### Task item
Exact copy, pictures excluded: the lines from the one containing "Transcribe this image's" to the end of the listing.

--------------------------------------------------

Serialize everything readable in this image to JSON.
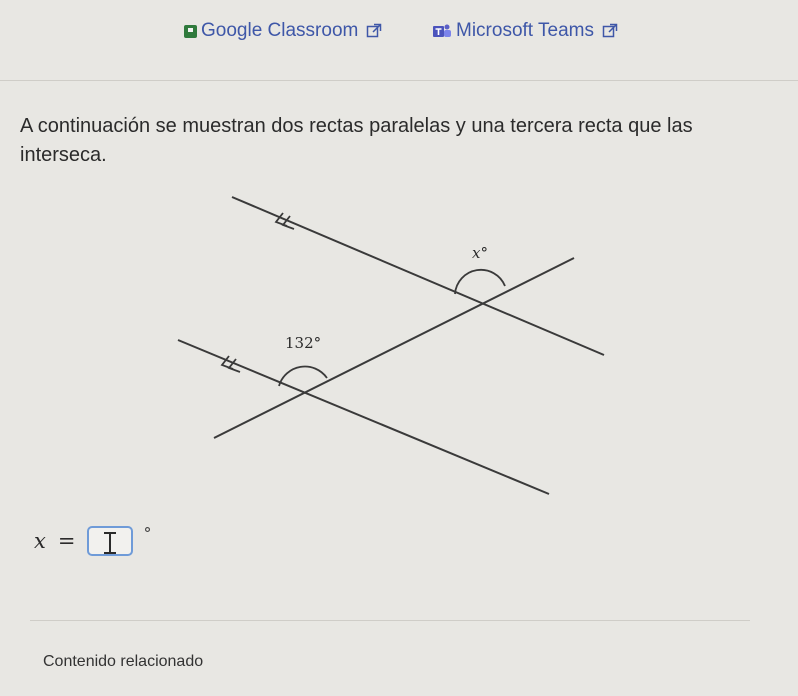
{
  "share": {
    "classroom_label": "Google Classroom",
    "teams_label": "Microsoft Teams"
  },
  "question": {
    "text": "A continuación se muestran dos rectas paralelas y una tercera recta que las interseca."
  },
  "diagram": {
    "known_angle_label": "132°",
    "unknown_angle_label": "x°"
  },
  "answer": {
    "variable": "x",
    "equals": "=",
    "value": "",
    "unit": "°"
  },
  "footer": {
    "related_label": "Contenido relacionado"
  },
  "colors": {
    "link": "#3e57a8",
    "input_border": "#6f9bd8",
    "background": "#e8e7e3"
  }
}
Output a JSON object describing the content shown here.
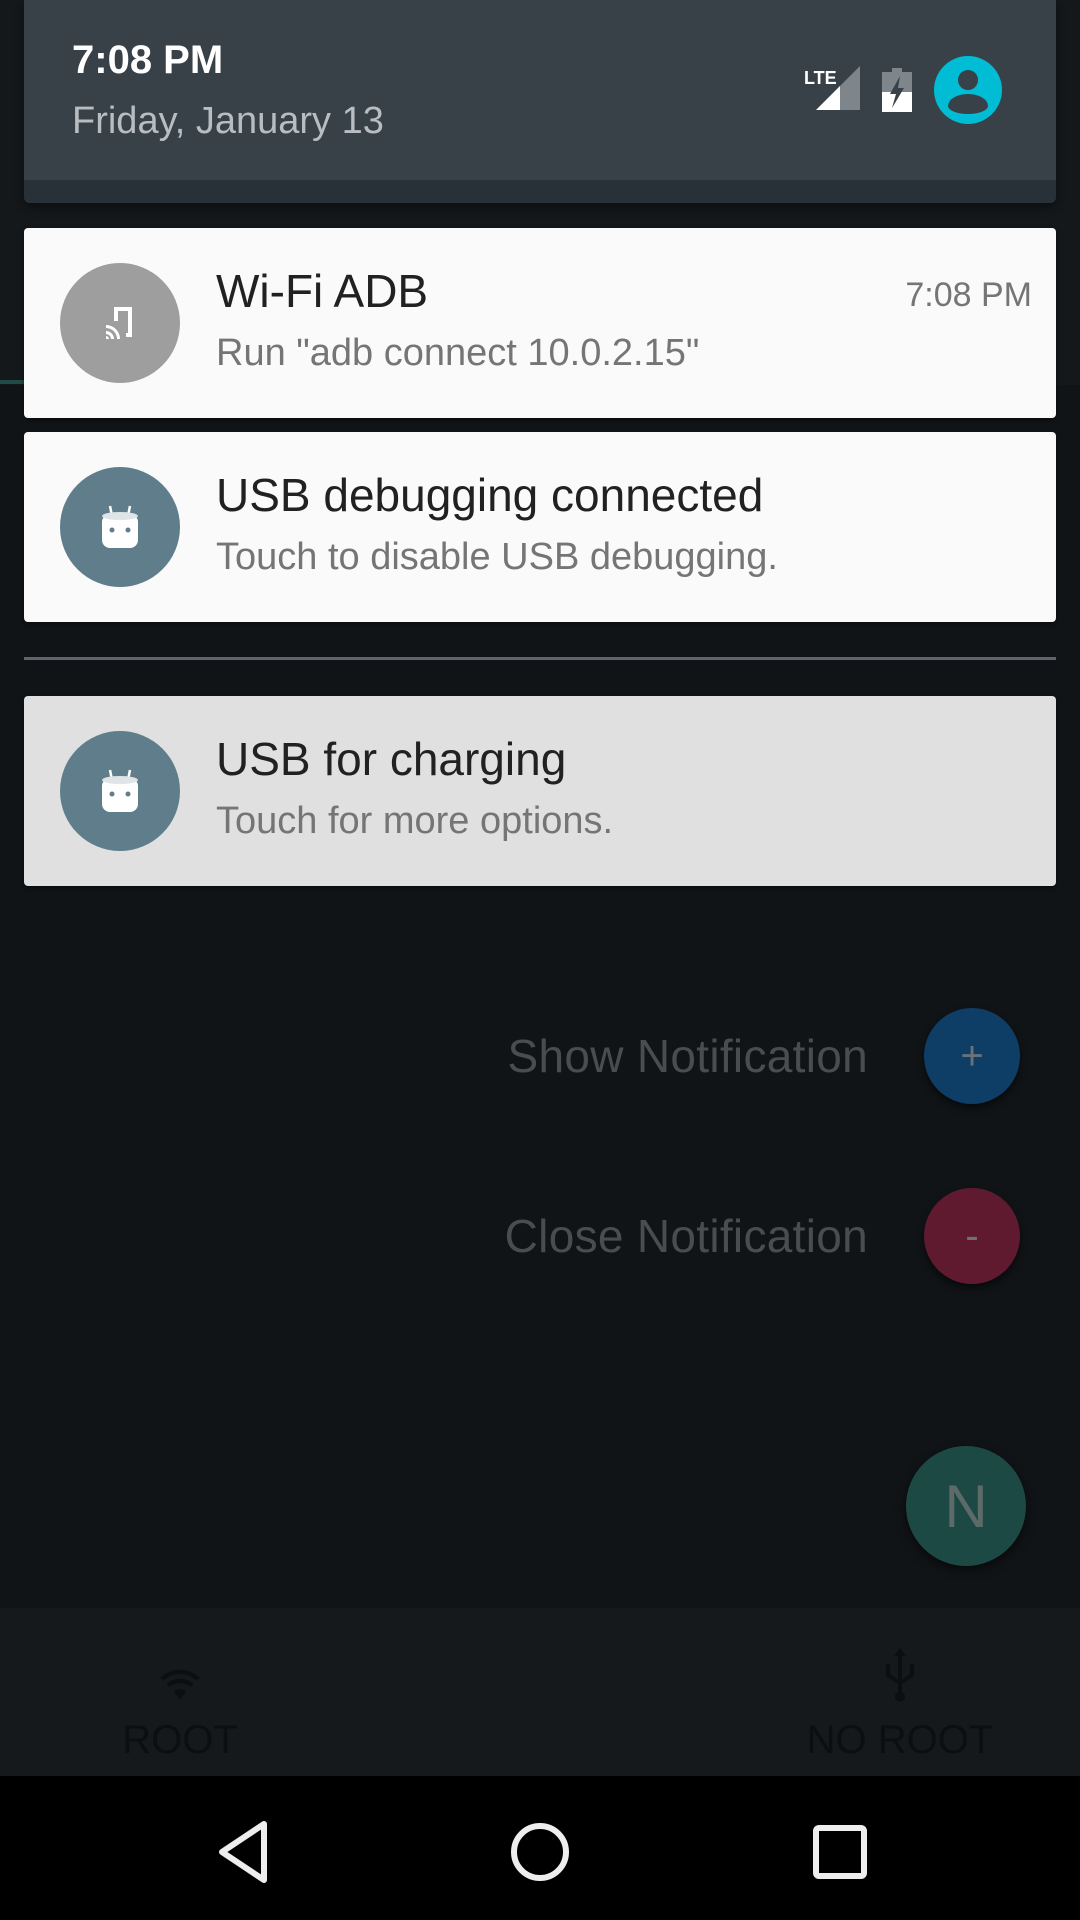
{
  "status_header": {
    "time": "7:08 PM",
    "date": "Friday, January 13",
    "icons": [
      "lte-signal-icon",
      "battery-charging-icon",
      "user-avatar-icon"
    ],
    "network_label": "LTE",
    "avatar_color": "#00bcd4"
  },
  "notifications": [
    {
      "title": "Wi-Fi ADB",
      "text": "Run \"adb connect 10.0.2.15\"",
      "time": "7:08 PM",
      "icon": "cast-phone-icon",
      "icon_color": "#9e9e9e"
    },
    {
      "title": "USB debugging connected",
      "text": "Touch to disable USB debugging.",
      "icon": "android-marshmallow-icon",
      "icon_color": "#607d8b"
    },
    {
      "title": "USB for charging",
      "text": "Touch for more options.",
      "icon": "android-marshmallow-icon",
      "icon_color": "#607d8b"
    }
  ],
  "app": {
    "show_notification_label": "Show Notification",
    "show_notification_symbol": "+",
    "close_notification_label": "Close Notification",
    "close_notification_symbol": "-",
    "fab_letter": "N",
    "tabs": [
      {
        "label": "ROOT",
        "icon": "wifi-icon"
      },
      {
        "label": "NO ROOT",
        "icon": "usb-icon"
      }
    ]
  },
  "navbar": {
    "buttons": [
      "back",
      "home",
      "recents"
    ]
  }
}
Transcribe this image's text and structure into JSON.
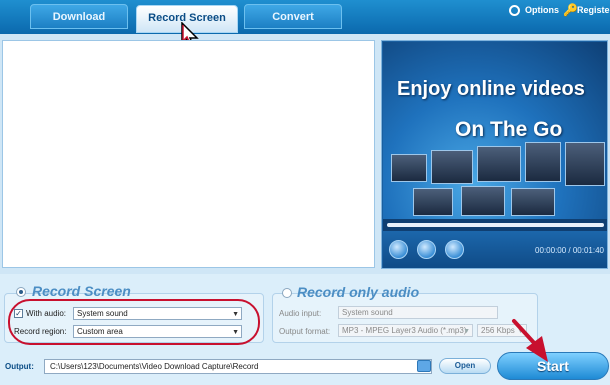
{
  "tabs": [
    {
      "label": "Download"
    },
    {
      "label": "Record Screen"
    },
    {
      "label": "Convert"
    }
  ],
  "top_links": {
    "options": "Options",
    "register": "Registe"
  },
  "video": {
    "headline1": "Enjoy online videos",
    "headline2": "On The Go",
    "time": "00:00:00 / 00:01:40"
  },
  "record_screen": {
    "title": "Record Screen",
    "with_audio_label": "With audio:",
    "with_audio_value": "System sound",
    "region_label": "Record region:",
    "region_value": "Custom area",
    "with_audio_checked": true
  },
  "record_audio": {
    "title": "Record only audio",
    "input_label": "Audio input:",
    "input_value": "System sound",
    "format_label": "Output format:",
    "format_value": "MP3 - MPEG Layer3 Audio (*.mp3)",
    "bitrate_value": "256 Kbps"
  },
  "output": {
    "label": "Output:",
    "path": "C:\\Users\\123\\Documents\\Video Download Capture\\Record",
    "open_label": "Open"
  },
  "start_label": "Start",
  "colors": {
    "accent": "#1e8ad5",
    "highlight": "#c8102e"
  }
}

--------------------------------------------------

### Solution to the exercise
Transcribe this image's text and structure into JSON.
{
  "tabs": [
    {
      "label": "Download"
    },
    {
      "label": "Record Screen"
    },
    {
      "label": "Convert"
    }
  ],
  "top_links": {
    "options": "Options",
    "register": "Registe"
  },
  "video": {
    "headline1": "Enjoy online videos",
    "headline2": "On The Go",
    "time": "00:00:00 / 00:01:40"
  },
  "record_screen": {
    "title": "Record Screen",
    "with_audio_label": "With audio:",
    "with_audio_value": "System sound",
    "region_label": "Record region:",
    "region_value": "Custom area",
    "with_audio_checked": true
  },
  "record_audio": {
    "title": "Record only audio",
    "input_label": "Audio input:",
    "input_value": "System sound",
    "format_label": "Output format:",
    "format_value": "MP3 - MPEG Layer3 Audio (*.mp3)",
    "bitrate_value": "256 Kbps"
  },
  "output": {
    "label": "Output:",
    "path": "C:\\Users\\123\\Documents\\Video Download Capture\\Record",
    "open_label": "Open"
  },
  "start_label": "Start",
  "colors": {
    "accent": "#1e8ad5",
    "highlight": "#c8102e"
  }
}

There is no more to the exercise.